Georgia law recognizes the fact that employees may have a pre-existing problem when they step foot on their employer’s worksite.
According to Lumbermen’s Mutual Casualty Co. v. Griggs, “Fortunately for the employee, perfect health is not a prerequisite to the enjoyment of benefits of this statute.”
This means the employer cannot argue that the employee would not have been hurt had they been completely healthy.
However, there are limitations as the employer is only liable “for so long as the aggravation of the pre-existing condition continues to be the cause of the disability; the pre-existing condition shall no longer meet this criteria when the aggravation ceases to be the cause of the disability.”
Georgia Court Cases
Here are a couple of cases where the courts have held that a pre-existing condition was aggravated and the claim was compensable.
An employee had a non-work-related, pre-existing ruptured disc that required her to be hospitalized for a period of time. She was subsequently able to return to work and perform her assigned duties. When she returned to work she was pain-free.
However, she then sustained an injury. “[W]hile putting up a stock of hosiery she overturned a carton, went down on her knee, and felt her back ‘pop’, experienced immediate pain and again had to be hospitalized” and she was totally disabled as a result. The Court of Appeals held that was an accepted accident and injury as it was the aggravation of a pre-existing condition.
An employee was born with a condition known as spinal spondylolisthesis. The condition caused “back weakness because of a defect in the pedicle of the fifth lumbar vertebra so that it and the adjoining vertebra were not properly joined together by a bone connection.”

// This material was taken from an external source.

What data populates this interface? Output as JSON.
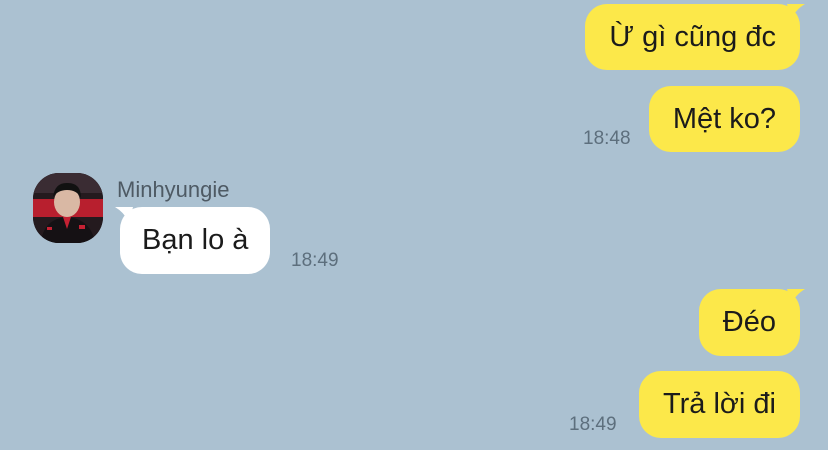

The employee was not having any problems with his back until he started working as a welder for Ford, a job that required “stooping, lifting and bending for long periods of time in awkward positions.” After five months of work, his back pain became disabling. He quit work and sought medical treatment for his condition.
At a hearing requested by the employee for benefits, the administrative law judge denied benefits as there was no injury, finding “[c]laimant was engaged in a job which he was not physically able to perform, showed no damage to his back caused by his job, and the only symptom which he has shown is that of pain which resulted from performing work which he was not physically equipped to perform due to a pre-existing congenital deformity.”
The Court of Appeals reversed and stressed two points:
- The aggravation of a pre-existing infirmity, whether congenital or otherwise, is compensable.
- Where a disability results that is objectively, physiologically ascertainable, “it is compensable although the onset of disability is imperceptible from day to day, and there is no one ‘accident’ at a specifiable time and place to which the result may be attributable.”
Legal Help for Injured Workers With Pre-Existing Conditions
Just because you have a pre-existing injury or issue doesn’t mean your employer or the insurance company can deny you workers’ compensation benefits. Whether the work injury happens suddenly or accelerates over time, you have rights as an injured employee.
Don’t let your boss or the insurance adjuster convince you to waive your rights for a pre-existing injury aggravated at work. Talk to our knowledgeable Atlanta workers’ compensation attorneys today for a free consultation.
This post features an excerpt from Gary Martin Hays’ best-selling book The Authority on Workers’ Compensation in Georgia.